2020 SEC Football Championship
December 19, 2020
Mercedes-Benz Stadium - Atlanta, Georgia
The Southeastern Conference's Eastern and Western Division winners will meet in Atlanta's Mercedes-Benz Stadium to battle for the league championship and the right to represent the conference in the College Football Playoff. The 29th-annual title game is set for December 19 and will be televised nationally by CBS Sports.
The game was born as a result of 1992 conference expansion, which saw Arkansas and South Carolina become the first members added in SEC history. Under NCAA regulations, a conference with 12 members may play an additional football game to determine its champion, provided the regular season is played in divisions.
The participants of the game in 2020 are determined during a 10-game, regular-season conference schedule as the teams with the best overall SEC winning percentage in each division.
The 2018 SEC Championship Game was the most-watched and highest-rated regular-season college football game on any network in seven years with a 10.1/23 rating/share and 17.5 million viewers. It also marked the second most-watched SEC Championship ever in 26 years since the game debuted in 1992. Nearly 14 million viewers watched the 2019 contest.
The 2009 SEC Championship Game earned an 11.8 rating and a 24 share, marking the highest-rated SEC Championship Game in history. The game matched the No. 1 Florida Gators (12-0) vs. the No. 2 Alabama Crimson Tide (12-0).
The SEC Championship Game has drawn 26 capacity crowds in its 28-year history. Only 1993 (Birmingham) and 1995 (Atlanta) were not sellouts.
The SEC, along with AMB Sports & Entertainment (AMBSE) and the Georgia World Congress Center Authority (GWCCA), have an agreement to host the SEC Championship Game at Mercedes-Benz Stadium in Atlanta through 2026. The new agreement allows the SEC the option of adding up to two successive five-year extensions.
The Georgia Dome hosted the SEC Championship Game for 23 years beginning in 1994, with capacity crowds in the last 21 consecutive years.
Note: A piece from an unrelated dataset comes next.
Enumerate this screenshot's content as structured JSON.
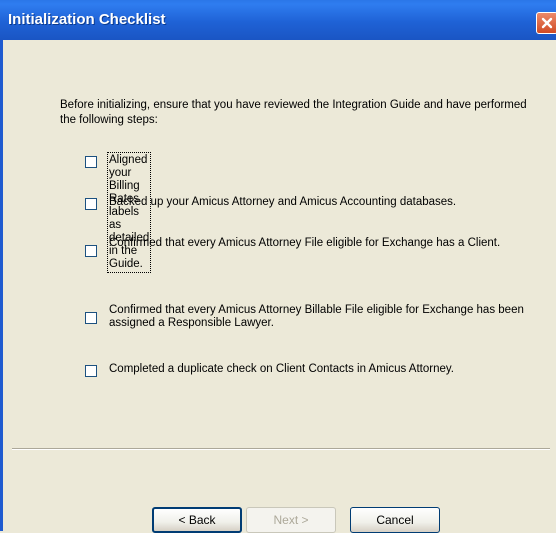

By the end of the new agreement, including options, the Championship will have been played in Atlanta a total of 43 years.
|2019||LSU 37, Georgia 10||74,150||Joe Burrow, LSU|
|2018||Alabama 35, Georgia 28||77,141||Josh Jacobs, Alabama|
|2017||Georgia 28, Auburn 7||76,534||Roquan Smith, Georgia|
|2016||Alabama 54, Florida 16||74,632||Reuben Foster, Alabama|
|2015||Alabama 29, Florida 15||75,320||Derrick Henry, Alabama|
|2014||Alabama 42, Missouri 13||73,526||Blake Sims, Alabama|
|2013||Auburn 59, Missouri 42||75,632||Tre Mason, Auburn|
|2012||Alabama 32, Georgia 28||75,624||Eddie Lacy, Alabama|
|2011||LSU 42, Georgia 10||75,515||Tyrann Mathieu, LSU|
|2010||Auburn 56, South Carolina 17||75,802||Cam Newton, Auburn|
|2009||Alabama 32, Florida 13||75,514||Greg McElroy, Alabama|
|2008||Florida 31, Alabama 20||75,892||Tim Tebow, Florida|
|2007||LSU 21, Tennessee 14||73,832||Ryan Perrilloux, LSU|
|2006||Florida 38, Arkansas 28||73,374||Percy Harvin, Florida|
|2005||Georgia 34, LSU 14||73,717||D.J. Shockley, Georgia|
|2004||Auburn 38, Tennessee 28||74,892||Jason Campbell, Auburn|
|2003||LSU 34, Georgia 13||74,913||Justin Vincent, LSU|
|2002||Georgia 30, Arkansas 3||74,835||David Greene, Georgia|
|2001||LSU 31, Tennessee 20||74,843||Matt Mauck, LSU|
|2000||Florida 28, Auburn 6||73,427||Rex Grossman, Florida|
|1999||Alabama 34, Florida 7||71,500||Freddie Milons, Alabama|
|1998||Tennessee 24, Mississippi State 14||74,795||Peerless Price, Tennessee|
|1997||Tennessee 30, Auburn 29||74,896||Peyton Manning, Tennessee|
|1996||Florida 45, Alabama 30||74,132||Danny Wuerffel, Florida|
|1995||Florida 34, Arkansas 3||71,325||Danny Wuerffel, Florida|
|1994||Florida 24, Alabama 23||76,751||Ellis Johnson, Florida|
|1993||Florida 28, Alabama 13||76,345||Terry Dean, Florida|
|1992||Alabama 28, Florida 21||83,091||Antonio Langham, Alabama|